  Lets say your 15 year old daughter goes for a joy ride in your car, or you loan it to your best friend and she lets her drunk nephew drive. Would your insurance cover you in case of an accident? Auto accidents involving someone other than the cars legal owner can be tricky to file insurance claims on.

In some situations the cars legal owner can be held responsible for damages to their own vehicle and anyone else's in the accident. This includes all types of damages such as personal property and injury. Most often insurance policies only cover the cars owner and any licensed drivers in the household.

Occasionally there are extenuating circumstances.

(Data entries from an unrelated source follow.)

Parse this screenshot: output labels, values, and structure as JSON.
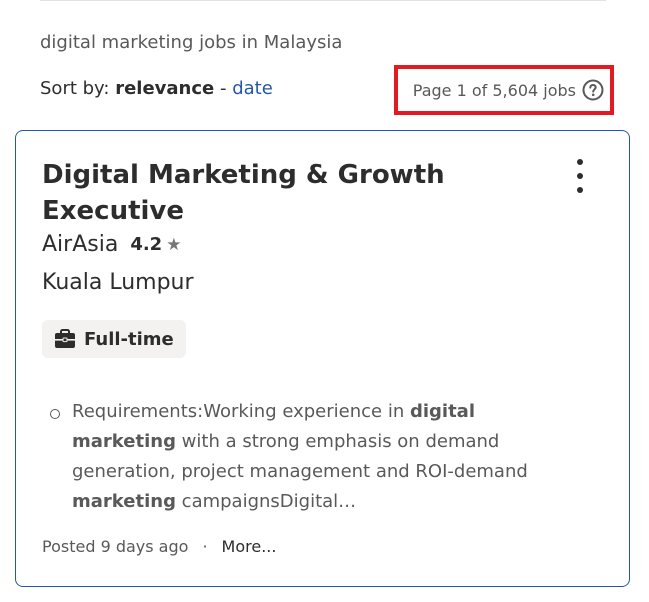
{
  "search": {
    "heading": "digital marketing jobs in Malaysia"
  },
  "sort": {
    "prefix": "Sort by: ",
    "active": "relevance",
    "separator": " - ",
    "alternate": "date"
  },
  "results": {
    "page_count": "Page 1 of 5,604 jobs"
  },
  "job": {
    "title": "Digital Marketing & Growth Executive",
    "company": "AirAsia",
    "rating": "4.2",
    "location": "Kuala Lumpur",
    "job_type": "Full-time",
    "snippet": {
      "t1": "Requirements:Working experience in ",
      "b1": "digital marketing",
      "t2": " with a strong emphasis on demand generation, project management and ROI-demand ",
      "b2": "marketing",
      "t3": " campaignsDigital…"
    },
    "posted": "Posted 9 days ago",
    "dot": "·",
    "more": "More..."
  },
  "icons": {
    "help": "question-circle-icon",
    "star": "star-icon",
    "briefcase": "briefcase-icon",
    "menu": "more-vertical-icon"
  },
  "colors": {
    "link": "#2557a7",
    "highlight_box": "#e21b23",
    "card_border": "#2557a7",
    "muted_text": "#595959"
  }
}
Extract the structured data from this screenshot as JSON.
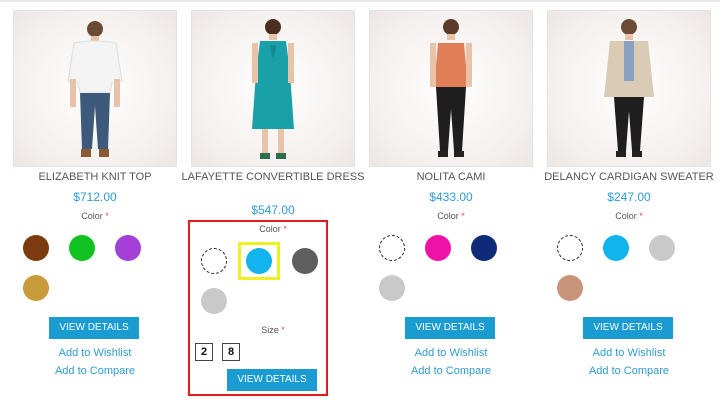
{
  "products": [
    {
      "name": "ELIZABETH KNIT TOP",
      "price": "$712.00",
      "color_label": "Color",
      "required_mark": "*",
      "swatches": [
        "#7a3b10",
        "#10c21f",
        "#a33fd6",
        "#c79a3a"
      ],
      "view_details": "VIEW DETAILS",
      "wishlist": "Add to Wishlist",
      "compare": "Add to Compare"
    },
    {
      "name": "LAFAYETTE CONVERTIBLE DRESS",
      "price": "$547.00",
      "color_label": "Color",
      "required_mark": "*",
      "swatches": [
        "#ffffff",
        "#12b4ee",
        "#5e5e5e",
        "#c9c9c9"
      ],
      "selected_swatch": "#12b4ee",
      "size_label": "Size",
      "sizes": [
        "2",
        "8"
      ],
      "view_details": "VIEW DETAILS"
    },
    {
      "name": "NOLITA CAMI",
      "price": "$433.00",
      "color_label": "Color",
      "required_mark": "*",
      "swatches": [
        "#ffffff",
        "#ee12a8",
        "#0e2a78",
        "#c9c9c9"
      ],
      "view_details": "VIEW DETAILS",
      "wishlist": "Add to Wishlist",
      "compare": "Add to Compare"
    },
    {
      "name": "DELANCY CARDIGAN SWEATER",
      "price": "$247.00",
      "color_label": "Color",
      "required_mark": "*",
      "swatches": [
        "#ffffff",
        "#12b4ee",
        "#c9c9c9",
        "#c9957a"
      ],
      "view_details": "VIEW DETAILS",
      "wishlist": "Add to Wishlist",
      "compare": "Add to Compare"
    }
  ],
  "colors": {
    "accent": "#1a9bd2",
    "price": "#2f9bd3",
    "highlight_border": "#e01b1b",
    "selected_frame": "#f0ef20"
  }
}
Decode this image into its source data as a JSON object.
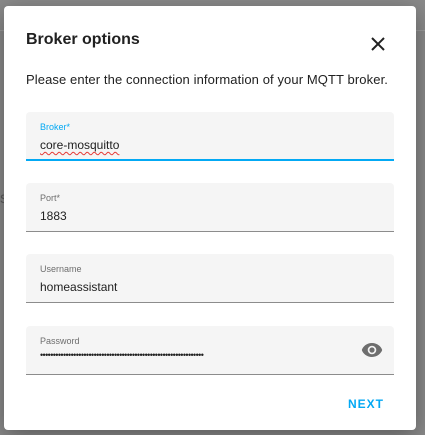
{
  "dialog": {
    "title": "Broker options",
    "description": "Please enter the connection information of your MQTT broker.",
    "next_label": "NEXT"
  },
  "fields": {
    "broker": {
      "label": "Broker*",
      "value": "core-mosquitto"
    },
    "port": {
      "label": "Port*",
      "value": "1883"
    },
    "username": {
      "label": "Username",
      "value": "homeassistant"
    },
    "password": {
      "label": "Password",
      "value": "••••••••••••••••••••••••••••••••••••••••••••••••••••••••••••••••"
    }
  },
  "icons": {
    "close": "close-icon",
    "visibility": "eye-icon"
  },
  "colors": {
    "accent": "#03a9f4",
    "spellcheck": "#e53935"
  }
}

For instance, someone temporarily injured may list a person on their insurance who does their shopping and runs errands for them. For someone to use your car without permission however, is when insurance problems arise. It is all dependent upon whether the unauthorized use is simply that – unauthorized- or if it is in fact stolen.

Car insurance analyst, Penny Gusner, explained that if a car is stolen the owner is not held responsible for damages to their own vehicle under most comprehensive plans. However, if only a liability policy is held none of the damages to the owners car are covered. Unfortunately, even if the their has coverage of his own it will not cover illegal actions. 

The problem is that the line between stolen and unauthorized use is thin and blurry. Especially in situations where the thief or a family member or friend who had access to the keys. It becomes a gray area in the insurance world.

According to Gusner, if the keys are left in plain sight and a drunk with a previous record happens to be in the house, spies the keys and goes for a joyride, the car owner can be sued for negligence. Even if the insurance company does not pay for damages and the owner presses criminal charges.

One of the very worst situations is when a child steals the car keys for a joyride and according to Gusner, it s a insurance nightmare. Children cannot be given permission to drive and even if they did it unknowingly, parents are always responsible for the damages they cause.

Many states require drivers to carry PIP insurance and many more are considering it. PIP insurance is personal injury protection not only for the driver but also for the passengers. While the idea is a good one, even these types of policies will not cover an unauthorized driver. 

Health care providers have went so far as to sue insurance companies to provide payment for health care services rendered to unauthorized driver who are injured in a car accident. Supreme courts all over the nation have sided with insurance companies in their battle to deny responsibilities in those types of cases.